TASK REQUIREMENTS = In which lines of the data does the string "label" appear? Copy every one.

--*--

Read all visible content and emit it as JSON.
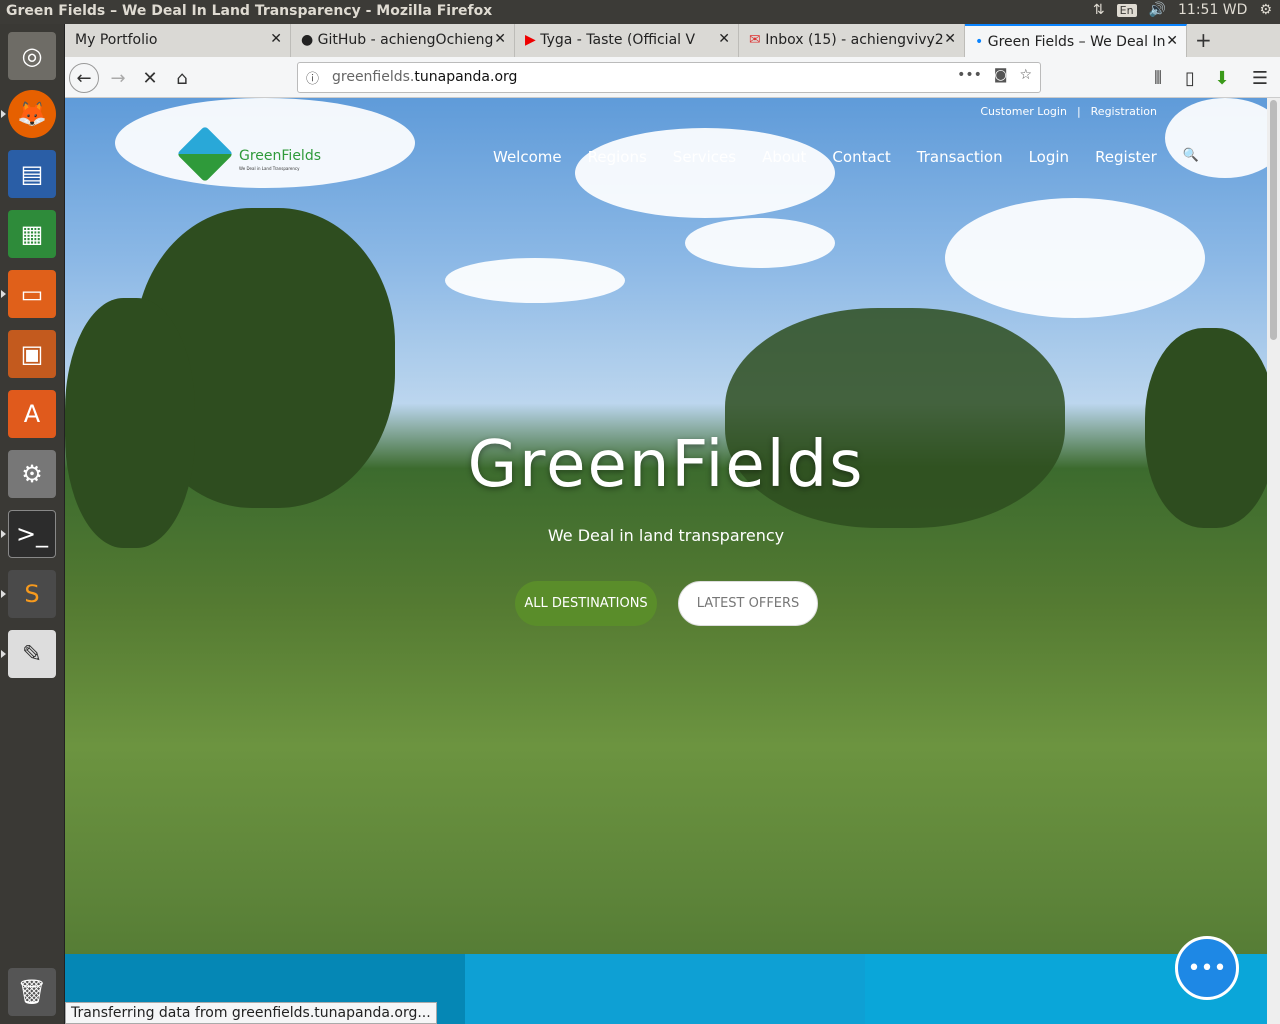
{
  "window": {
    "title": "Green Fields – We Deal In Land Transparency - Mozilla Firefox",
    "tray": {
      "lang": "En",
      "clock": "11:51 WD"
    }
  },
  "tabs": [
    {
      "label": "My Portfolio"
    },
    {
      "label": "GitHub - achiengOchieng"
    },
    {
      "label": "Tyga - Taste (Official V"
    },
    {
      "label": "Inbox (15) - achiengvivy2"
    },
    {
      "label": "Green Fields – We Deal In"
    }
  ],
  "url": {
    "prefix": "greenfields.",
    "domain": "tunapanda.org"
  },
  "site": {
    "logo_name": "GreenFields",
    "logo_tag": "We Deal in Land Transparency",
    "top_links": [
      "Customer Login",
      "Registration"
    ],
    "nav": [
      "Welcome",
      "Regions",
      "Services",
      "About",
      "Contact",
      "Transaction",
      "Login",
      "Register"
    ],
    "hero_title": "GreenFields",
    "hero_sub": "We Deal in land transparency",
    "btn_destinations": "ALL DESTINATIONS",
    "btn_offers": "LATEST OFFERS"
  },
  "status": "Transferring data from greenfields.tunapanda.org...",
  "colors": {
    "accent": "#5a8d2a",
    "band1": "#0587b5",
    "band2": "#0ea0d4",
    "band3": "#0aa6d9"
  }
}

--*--

RESPONSE BELOW =
      "label": "My Portfolio"
      "label": "GitHub - achiengOchieng"
      "label": "Tyga - Taste (Official V"
      "label": "Inbox (15) - achiengvivy2"
      "label": "Green Fields – We Deal In"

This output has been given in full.